>>>>

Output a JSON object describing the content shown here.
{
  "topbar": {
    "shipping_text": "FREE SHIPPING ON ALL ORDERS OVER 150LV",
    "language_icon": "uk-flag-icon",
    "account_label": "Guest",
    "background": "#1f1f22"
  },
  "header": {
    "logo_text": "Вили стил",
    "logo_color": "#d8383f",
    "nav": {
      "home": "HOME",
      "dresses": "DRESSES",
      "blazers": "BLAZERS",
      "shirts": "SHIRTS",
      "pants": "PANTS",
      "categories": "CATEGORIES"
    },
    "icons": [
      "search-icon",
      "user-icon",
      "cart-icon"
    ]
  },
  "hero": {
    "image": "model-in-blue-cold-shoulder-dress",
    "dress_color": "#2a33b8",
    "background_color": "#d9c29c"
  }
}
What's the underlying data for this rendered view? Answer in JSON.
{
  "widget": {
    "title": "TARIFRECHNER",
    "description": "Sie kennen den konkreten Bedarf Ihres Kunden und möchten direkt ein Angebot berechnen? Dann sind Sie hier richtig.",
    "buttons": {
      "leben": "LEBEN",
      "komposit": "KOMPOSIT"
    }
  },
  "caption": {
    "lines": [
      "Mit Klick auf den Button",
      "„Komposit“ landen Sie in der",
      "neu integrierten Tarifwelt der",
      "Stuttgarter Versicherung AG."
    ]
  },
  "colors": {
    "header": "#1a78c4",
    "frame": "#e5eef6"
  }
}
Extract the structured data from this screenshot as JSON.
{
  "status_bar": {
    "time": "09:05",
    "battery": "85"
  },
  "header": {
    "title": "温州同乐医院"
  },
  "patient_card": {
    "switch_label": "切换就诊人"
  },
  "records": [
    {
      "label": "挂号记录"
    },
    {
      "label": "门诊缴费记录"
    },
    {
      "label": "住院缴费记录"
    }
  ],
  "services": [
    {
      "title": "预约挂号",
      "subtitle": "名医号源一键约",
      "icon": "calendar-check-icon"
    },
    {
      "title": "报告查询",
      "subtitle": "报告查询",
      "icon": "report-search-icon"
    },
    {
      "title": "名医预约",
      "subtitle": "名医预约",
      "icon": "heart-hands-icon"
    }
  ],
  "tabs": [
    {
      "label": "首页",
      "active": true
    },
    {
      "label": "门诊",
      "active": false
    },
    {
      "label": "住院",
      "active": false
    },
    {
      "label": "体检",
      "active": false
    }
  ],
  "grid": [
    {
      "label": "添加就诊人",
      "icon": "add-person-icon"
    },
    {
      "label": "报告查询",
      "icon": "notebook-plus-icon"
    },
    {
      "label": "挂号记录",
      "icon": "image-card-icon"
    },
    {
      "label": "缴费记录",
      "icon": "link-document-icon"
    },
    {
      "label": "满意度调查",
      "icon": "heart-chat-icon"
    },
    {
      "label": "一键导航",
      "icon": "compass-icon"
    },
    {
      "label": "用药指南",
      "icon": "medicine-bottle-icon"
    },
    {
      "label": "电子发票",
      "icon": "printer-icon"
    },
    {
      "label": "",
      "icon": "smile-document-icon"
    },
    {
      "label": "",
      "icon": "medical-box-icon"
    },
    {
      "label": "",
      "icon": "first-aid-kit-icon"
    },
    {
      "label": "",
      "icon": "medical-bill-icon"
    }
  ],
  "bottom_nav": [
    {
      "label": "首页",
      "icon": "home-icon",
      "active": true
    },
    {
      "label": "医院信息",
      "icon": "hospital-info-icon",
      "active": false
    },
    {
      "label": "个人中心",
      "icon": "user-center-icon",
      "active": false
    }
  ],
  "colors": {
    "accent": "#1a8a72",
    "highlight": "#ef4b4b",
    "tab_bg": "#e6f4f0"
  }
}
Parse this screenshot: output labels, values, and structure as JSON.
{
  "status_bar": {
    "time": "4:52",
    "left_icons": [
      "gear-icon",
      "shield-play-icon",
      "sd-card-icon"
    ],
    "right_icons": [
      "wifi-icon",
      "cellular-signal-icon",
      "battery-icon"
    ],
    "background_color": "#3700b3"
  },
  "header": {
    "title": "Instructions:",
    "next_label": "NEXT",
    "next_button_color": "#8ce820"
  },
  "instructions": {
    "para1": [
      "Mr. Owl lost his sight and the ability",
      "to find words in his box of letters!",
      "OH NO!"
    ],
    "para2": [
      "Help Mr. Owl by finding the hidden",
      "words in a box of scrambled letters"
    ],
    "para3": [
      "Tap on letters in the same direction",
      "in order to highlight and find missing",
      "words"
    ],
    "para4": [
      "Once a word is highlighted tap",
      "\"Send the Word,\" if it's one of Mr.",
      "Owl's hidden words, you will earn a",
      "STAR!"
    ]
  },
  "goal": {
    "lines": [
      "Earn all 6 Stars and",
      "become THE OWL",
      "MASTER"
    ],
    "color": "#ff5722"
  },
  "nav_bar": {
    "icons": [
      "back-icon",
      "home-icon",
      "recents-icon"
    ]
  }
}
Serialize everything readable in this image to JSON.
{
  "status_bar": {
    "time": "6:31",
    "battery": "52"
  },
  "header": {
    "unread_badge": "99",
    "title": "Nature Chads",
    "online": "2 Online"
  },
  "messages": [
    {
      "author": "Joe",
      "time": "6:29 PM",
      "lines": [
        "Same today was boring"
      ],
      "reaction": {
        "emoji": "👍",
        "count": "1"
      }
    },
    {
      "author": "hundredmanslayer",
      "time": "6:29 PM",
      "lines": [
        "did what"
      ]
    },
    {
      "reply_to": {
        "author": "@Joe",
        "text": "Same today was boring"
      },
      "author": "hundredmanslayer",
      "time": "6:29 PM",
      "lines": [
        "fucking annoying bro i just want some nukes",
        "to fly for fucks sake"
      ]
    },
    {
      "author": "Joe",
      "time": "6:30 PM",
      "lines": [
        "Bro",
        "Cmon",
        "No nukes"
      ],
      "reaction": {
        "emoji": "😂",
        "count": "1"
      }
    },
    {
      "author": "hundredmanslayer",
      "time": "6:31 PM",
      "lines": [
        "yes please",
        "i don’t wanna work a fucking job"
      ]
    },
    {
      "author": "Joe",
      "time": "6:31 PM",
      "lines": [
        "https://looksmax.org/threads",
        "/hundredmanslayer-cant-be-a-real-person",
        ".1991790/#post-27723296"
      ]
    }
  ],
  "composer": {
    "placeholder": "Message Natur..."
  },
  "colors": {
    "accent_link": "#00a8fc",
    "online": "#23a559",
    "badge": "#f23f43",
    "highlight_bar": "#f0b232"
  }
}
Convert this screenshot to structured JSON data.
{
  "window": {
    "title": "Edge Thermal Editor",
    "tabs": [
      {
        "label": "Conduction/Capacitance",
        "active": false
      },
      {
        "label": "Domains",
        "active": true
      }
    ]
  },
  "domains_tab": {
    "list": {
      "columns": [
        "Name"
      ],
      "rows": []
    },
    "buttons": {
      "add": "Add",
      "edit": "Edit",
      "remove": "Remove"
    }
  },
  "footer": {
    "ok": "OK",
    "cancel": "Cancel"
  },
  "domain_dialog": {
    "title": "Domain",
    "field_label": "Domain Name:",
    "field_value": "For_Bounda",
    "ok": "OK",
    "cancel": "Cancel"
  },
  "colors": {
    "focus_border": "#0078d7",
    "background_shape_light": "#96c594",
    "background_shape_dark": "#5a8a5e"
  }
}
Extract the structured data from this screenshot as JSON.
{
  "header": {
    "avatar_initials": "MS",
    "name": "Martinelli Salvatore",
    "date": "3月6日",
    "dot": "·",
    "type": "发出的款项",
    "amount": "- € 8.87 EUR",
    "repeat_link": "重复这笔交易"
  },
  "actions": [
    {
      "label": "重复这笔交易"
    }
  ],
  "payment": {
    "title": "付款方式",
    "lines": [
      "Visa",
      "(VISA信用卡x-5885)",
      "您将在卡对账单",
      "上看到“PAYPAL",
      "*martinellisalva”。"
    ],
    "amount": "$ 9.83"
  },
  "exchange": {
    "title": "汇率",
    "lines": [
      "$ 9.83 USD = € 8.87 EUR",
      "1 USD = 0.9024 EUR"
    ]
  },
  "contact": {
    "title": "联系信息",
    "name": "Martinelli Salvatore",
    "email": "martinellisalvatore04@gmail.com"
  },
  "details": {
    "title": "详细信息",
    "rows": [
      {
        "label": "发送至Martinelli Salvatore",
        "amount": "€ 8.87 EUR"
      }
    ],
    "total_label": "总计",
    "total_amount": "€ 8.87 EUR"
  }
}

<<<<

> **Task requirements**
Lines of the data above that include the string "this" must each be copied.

> **Exercise answer**
What's the underlying data for this rendered view? Answer in JSON.
Extract the structured data from this screenshot as JSON.
Parse this screenshot: output labels, values, and structure as JSON.
Serialize everything readable in this image to JSON.
Convert this screenshot to structured JSON data.
Extract the structured data from this screenshot as JSON.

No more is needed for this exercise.